FIG. 3 illustrates the operation of the system after network device 112 has received configuration and setup information from proximity setup component 108. Network device 112 has been moved to its desired location, in the exemplary system network device 112 has been moved beyond proximity boundary 130. Network device 112 now has the required information to establish a connection 120.3 with gateway component 106 allowing network device 112 to communicate with any device on network 120.
A flowchart describing a computerized method to provide configuration and setup data is provided in FIG. 4. The computerized method is desirably realized at least in part as one or more programs running on a computer—that is, as a program executed from a computer-readable medium such as a memory by a processor of a computer. The programs are desirably storable on a computer-readable medium such as ROM, RAM, a floppy disk or a CD-ROM, for distribution and installation and execution on another (suitably equipped) computer. The term “computer readable medium” is also used to represent carrier waves on which software is transmitted. Thus, in one embodiment, a computer program module is executed by a processor of a computer from a medium to provide configuration and setup information to a network device.
The method begins by determining configuration data for a first network (block 402). The invention is not limited to any particular mechanism for determining the configuration data. In some embodiments, the configuration data is read from a gateway component. The configuration data can be read directly from the gateway component's RAM, ROM, or other media. In alternative embodiments, the configuration data can be provided over a network. In further alternative embodiments, the configuration data can be provided by a user interface.
Next, a system executing the method determines that a network device is in proximity (block 404). In one embodiment, Bluetooth mechanisms are used to determine proximity. However, those of skill in the art will appreciate that other proximity detection mechanisms are possible and within the scope of the invention.
Upon detecting proximity of a network device, a system executing the method establishes communications with the network device using a second network separate from the first network (block 406). In some embodiments, the second network connection is a wired connection. In alternative embodiments, the second network connection is a wireless connection. It is desirable that an IR network connection be established in order to limit the range of the transmissions to those within the line of sight of the system executing the method.

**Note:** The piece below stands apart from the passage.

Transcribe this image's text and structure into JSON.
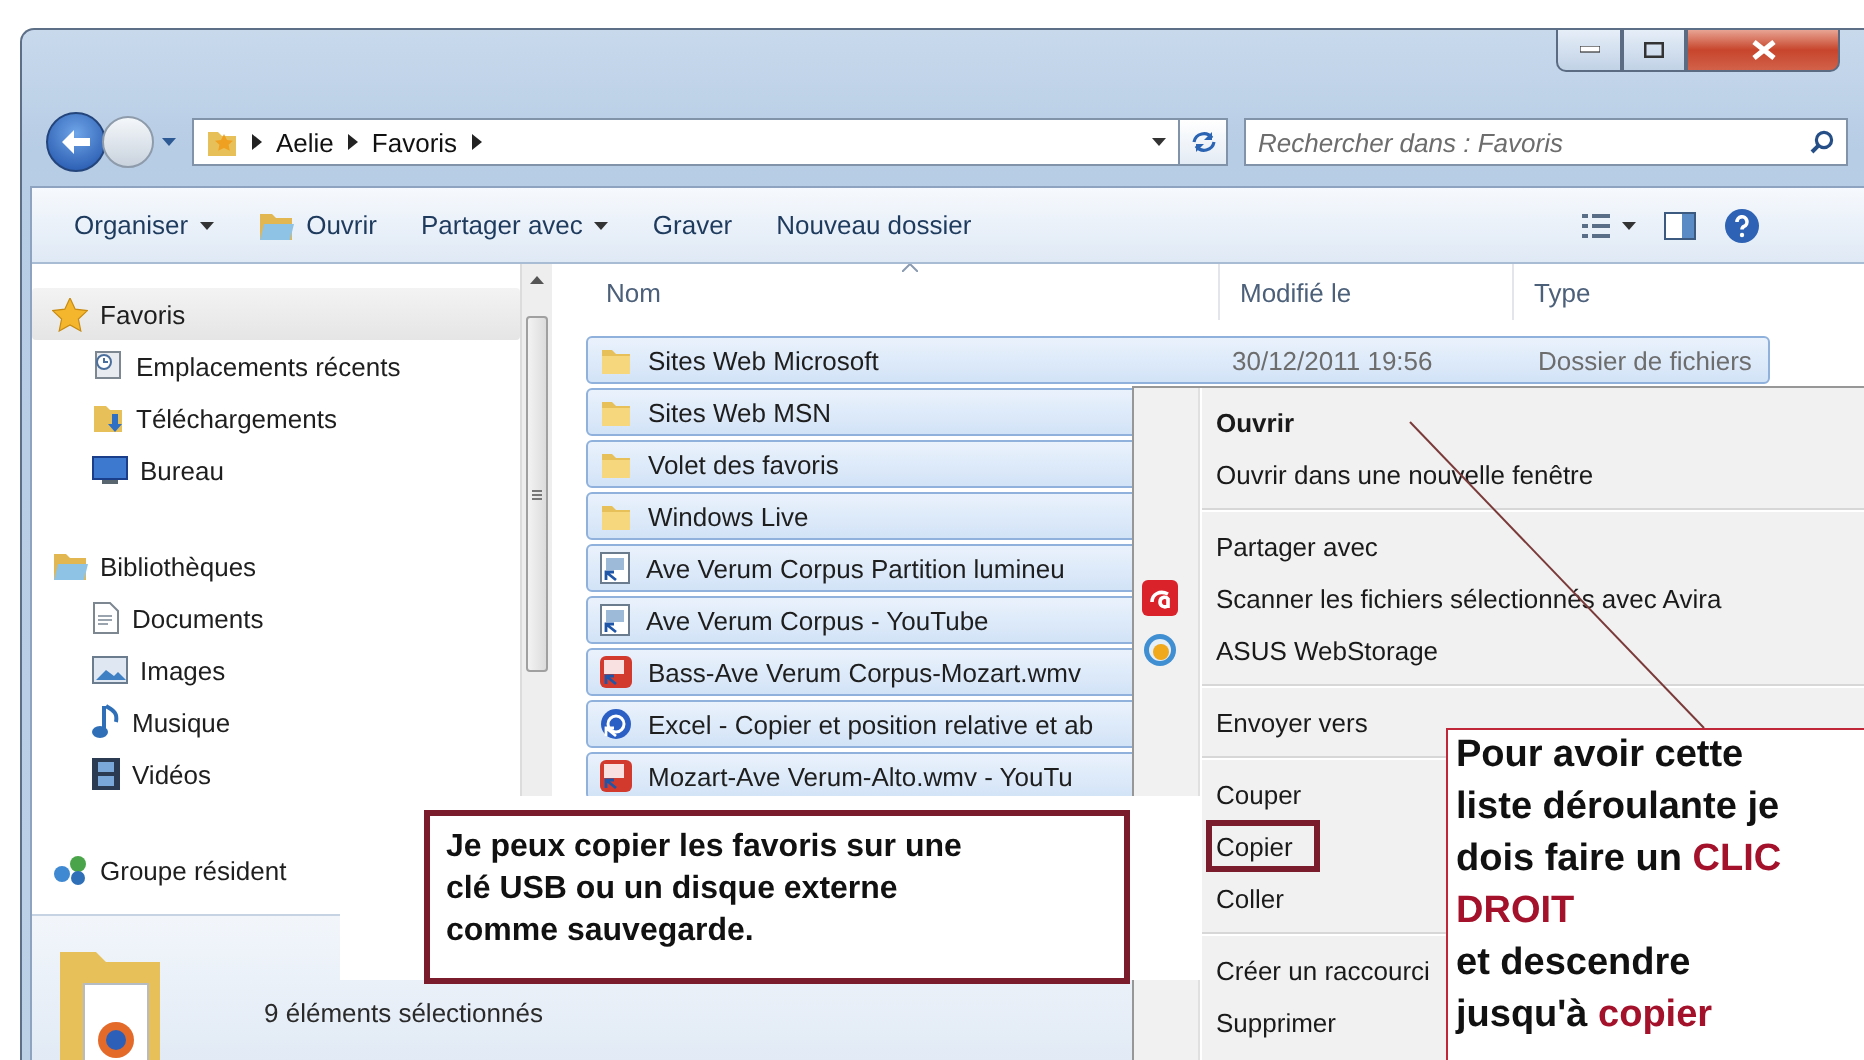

Next, configuration data for the first network is sent over the second network to the network device (block 408). In some embodiments, this configuration data includes an SSID, channel, and encryption key for the first network. Those of skill in the art will appreciate that other configuration data can be sent. In some embodiments, the configuration data is sufficient to allow the network device to begin communications using the first network.
A proximity detection and configuration setup system has been described. Although specific embodiments have been illustrated and described herein, it will be appreciated by those of ordinary skill in the art that any arrangement that is calculated to achieve the same purpose may be substituted for the specific embodiments shown. This application is intended to cover any adaptations or variations of the present invention.
Therefore, it is manifestly intended that this invention be limited only by the following claims and equivalents thereof.